Jesus denied he was 'son of God'
The Jesus papers in the book’s title are two scrolls supposedly written in Aramaic and found under a house in the old city of Jerusalem in the 1960s. It is claimed they are letters written to the Jewish court, the Sanhedrin, by Jesus, saying he is not the son of God but is filled with the spirit of God.
Baigent also claims he has discovered information about a mysterious document that purports to provide evidence that Jesus was alive in AD45, more than a decade after the accepted date for the crucifixion. The document was supposedly seen by Alfred Lilley, canon at Hereford Cathedral, at a church in Paris in the 1890s but later vanished. Baigent believes it now rests in the Vatican.
Jesus was a real man with siblings. On his father's side Jesus was descended from the line of David, King of Israel. On his mother's side he was descended from Aaron, the high priest. He was, therefore, a doubly legitimate messiah from the temporal and spiritual lines. His "death" on the cross was manufactured by his followers. He "died" when he was given a solution of drugs in the sponge. Taken down from the cross, he was quickly removed to a tomb owned by one of his supporters and conveniently located nearby, where he was revived. Even the Koran (IV, 155ff) speaks of a rigged crucifixion, according to Baigent. He married Mary Magdalene and lived happily thereafter in the South of France.
A group called the Zealots is the key. They wrote the Dead Sea Scrolls, and were Judean freedom fighters in Baigent's view. Jesus grew up among them, and at least two of his disciples were Zealots, Simon Zelotes and Judas Iscariot. It is this political aspect that is excluded from the New Testament, "a sanitized, censored, and often inverted view of the time." It was a view which steadily removed Jesus from his Jewish context and ultimately led theologians and artists to depict him as a blond, blue-eyed European.
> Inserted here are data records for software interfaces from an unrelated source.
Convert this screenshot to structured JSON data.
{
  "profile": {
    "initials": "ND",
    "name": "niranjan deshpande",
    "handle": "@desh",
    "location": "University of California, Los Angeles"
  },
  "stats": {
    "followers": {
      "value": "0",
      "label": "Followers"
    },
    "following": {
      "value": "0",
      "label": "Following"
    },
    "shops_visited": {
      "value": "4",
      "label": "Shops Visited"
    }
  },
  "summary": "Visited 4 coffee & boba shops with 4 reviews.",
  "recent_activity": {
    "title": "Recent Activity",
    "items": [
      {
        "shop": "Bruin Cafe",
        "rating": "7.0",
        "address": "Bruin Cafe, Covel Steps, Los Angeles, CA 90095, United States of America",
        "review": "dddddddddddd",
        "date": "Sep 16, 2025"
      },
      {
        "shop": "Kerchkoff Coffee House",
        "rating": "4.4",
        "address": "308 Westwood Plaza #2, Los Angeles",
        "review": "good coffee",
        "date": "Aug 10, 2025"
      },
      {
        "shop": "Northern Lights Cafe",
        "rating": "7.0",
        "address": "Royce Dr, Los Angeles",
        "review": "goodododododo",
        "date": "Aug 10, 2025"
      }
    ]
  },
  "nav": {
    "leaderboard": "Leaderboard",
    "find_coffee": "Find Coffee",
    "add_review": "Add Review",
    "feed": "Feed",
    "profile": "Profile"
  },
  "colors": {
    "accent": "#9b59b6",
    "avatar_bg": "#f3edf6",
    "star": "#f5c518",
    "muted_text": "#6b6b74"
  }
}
Baigent notes that documents continue to be discovered and sold. The recent "Judas Gospel" is a prime example and would seem to lend a slight air of credence to Baigent's proposition. Ultimately, Baigent writes, "All history is a myth, a story created to make some sense out of the few events we can know. The past is a hypothesis erected to explain and justify the present." History is what gets documented by the victors and does not always represent what really happened so we must read and interpret many different accounts of a particular event in order to arrive near the "Truth."